3. This too will pass: FOCUS for the moment. This too will pass. You need to do your best job at your present pursuit to make sure you’re giving your 120% and then some. Remember to be present and enjoy the process, you’ll be out of there soon.

Great things take time

I can’t believe it’s been 1325 days since that one night.

I can’t believe it’s also been 1144 days since I was almost killed by a car.

I’d been living since and sometimes it feels that very little has changed, although, I can’t say I wasted 1000+ days of my life. Things have changed. I like to think if back in October 2013 was the pivot point that signified all else after then I have to say that my 1000 days have been spent trying out different options.

First, I strengthened myself.

Second, I started to try different things to get myself out of my less than ideal situation.
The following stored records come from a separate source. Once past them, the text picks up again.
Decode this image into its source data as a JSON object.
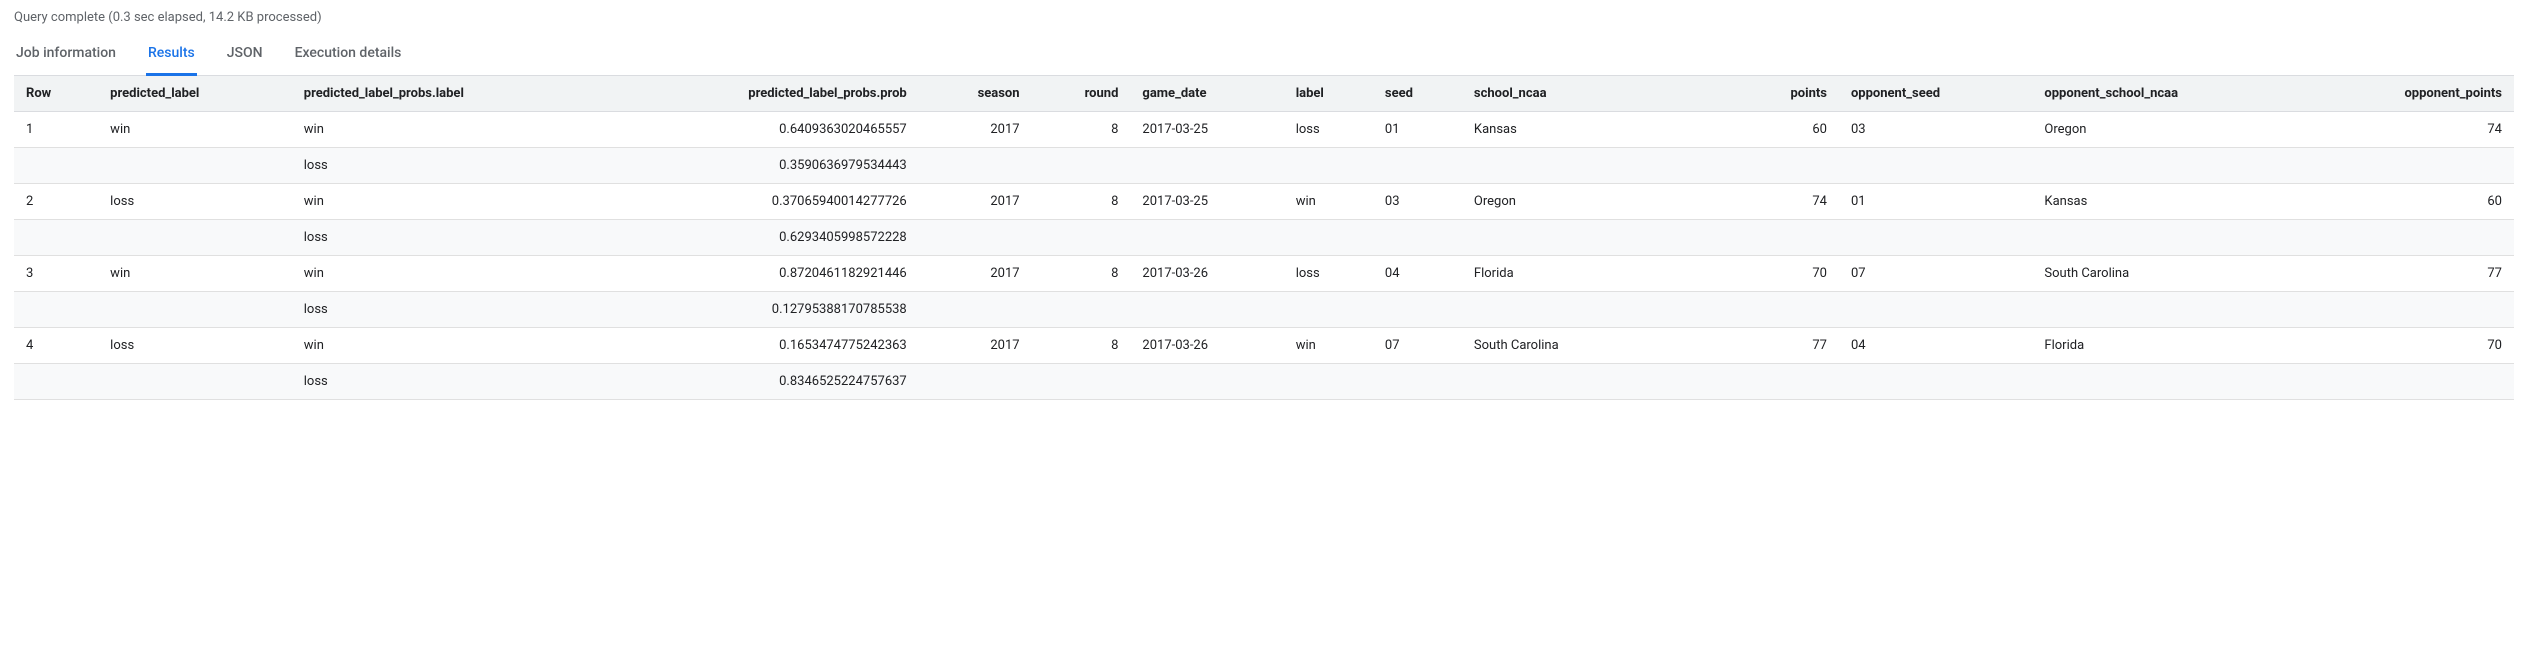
{
  "status": "Query complete (0.3 sec elapsed, 14.2 KB processed)",
  "tabs": {
    "job_info": "Job information",
    "results": "Results",
    "json": "JSON",
    "execution": "Execution details"
  },
  "columns": {
    "row": "Row",
    "predicted_label": "predicted_label",
    "predicted_label_probs_label": "predicted_label_probs.label",
    "predicted_label_probs_prob": "predicted_label_probs.prob",
    "season": "season",
    "round": "round",
    "game_date": "game_date",
    "label": "label",
    "seed": "seed",
    "school_ncaa": "school_ncaa",
    "points": "points",
    "opponent_seed": "opponent_seed",
    "opponent_school_ncaa": "opponent_school_ncaa",
    "opponent_points": "opponent_points"
  },
  "rows": [
    {
      "row": "1",
      "predicted_label": "win",
      "probs": [
        {
          "label": "win",
          "prob": "0.6409363020465557"
        },
        {
          "label": "loss",
          "prob": "0.3590636979534443"
        }
      ],
      "season": "2017",
      "round": "8",
      "game_date": "2017-03-25",
      "label": "loss",
      "seed": "01",
      "school_ncaa": "Kansas",
      "points": "60",
      "opponent_seed": "03",
      "opponent_school_ncaa": "Oregon",
      "opponent_points": "74"
    },
    {
      "row": "2",
      "predicted_label": "loss",
      "probs": [
        {
          "label": "win",
          "prob": "0.37065940014277726"
        },
        {
          "label": "loss",
          "prob": "0.6293405998572228"
        }
      ],
      "season": "2017",
      "round": "8",
      "game_date": "2017-03-25",
      "label": "win",
      "seed": "03",
      "school_ncaa": "Oregon",
      "points": "74",
      "opponent_seed": "01",
      "opponent_school_ncaa": "Kansas",
      "opponent_points": "60"
    },
    {
      "row": "3",
      "predicted_label": "win",
      "probs": [
        {
          "label": "win",
          "prob": "0.8720461182921446"
        },
        {
          "label": "loss",
          "prob": "0.12795388170785538"
        }
      ],
      "season": "2017",
      "round": "8",
      "game_date": "2017-03-26",
      "label": "loss",
      "seed": "04",
      "school_ncaa": "Florida",
      "points": "70",
      "opponent_seed": "07",
      "opponent_school_ncaa": "South Carolina",
      "opponent_points": "77"
    },
    {
      "row": "4",
      "predicted_label": "loss",
      "probs": [
        {
          "label": "win",
          "prob": "0.1653474775242363"
        },
        {
          "label": "loss",
          "prob": "0.8346525224757637"
        }
      ],
      "season": "2017",
      "round": "8",
      "game_date": "2017-03-26",
      "label": "win",
      "seed": "07",
      "school_ncaa": "South Carolina",
      "points": "77",
      "opponent_seed": "04",
      "opponent_school_ncaa": "Florida",
      "opponent_points": "70"
    }
  ]
}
Third, I found out that I had to change course many many times and I did.

Fourth, I am here today wishing that I had started sooner, but at the same time glad that I started at all. I feel like I’m going somewhere, though of course there are tweaks I need to complete and various routes to explore. However, hardwork and despair are no longer feared, instead they are welcome as I am sure they will be my companions for times to come.

Fifth, for all those out there struggling to become better, I encourage you to look back on the past few years, perhaps look back on that point where you decided you could be better, could do better, do be somewhere better, and look at how far you’ve come. I want you to give yourself credit for all of your accomplishments, because only you know the inner struggles the sacrifices you have to gone through. And for that reason, we’re all warriors in our own right.

Sixth, now, with all that in mind, get out there and continue to improve.

Quick tip: how to maintain productivity over the weekend

Ah, weekends are for relaxation, right?

Not exactly, if you’re like me, who’s busy with school and life you’d want to use your weekend constructively while still relax. If time was a currency, then often on weekends I would feel the urge to splurge and then acquire massive sleep debts leading into the workweek, which is not recommended at all.

Instead today I decided to go against what I usually would do, i.e: roll out of bed past 3pm then stay home all day then stay up until 3am (hardly a recipe for productivity). I decided to get up early and go for a walk, then make plans with friends for tomorrow so that I would have to finish my work today in order to relax tomorrow.

It turns out, this time restraint tactic worked better than I thought. By restricting the time block that I had to accomplish tasks, I managed to get more tasks done.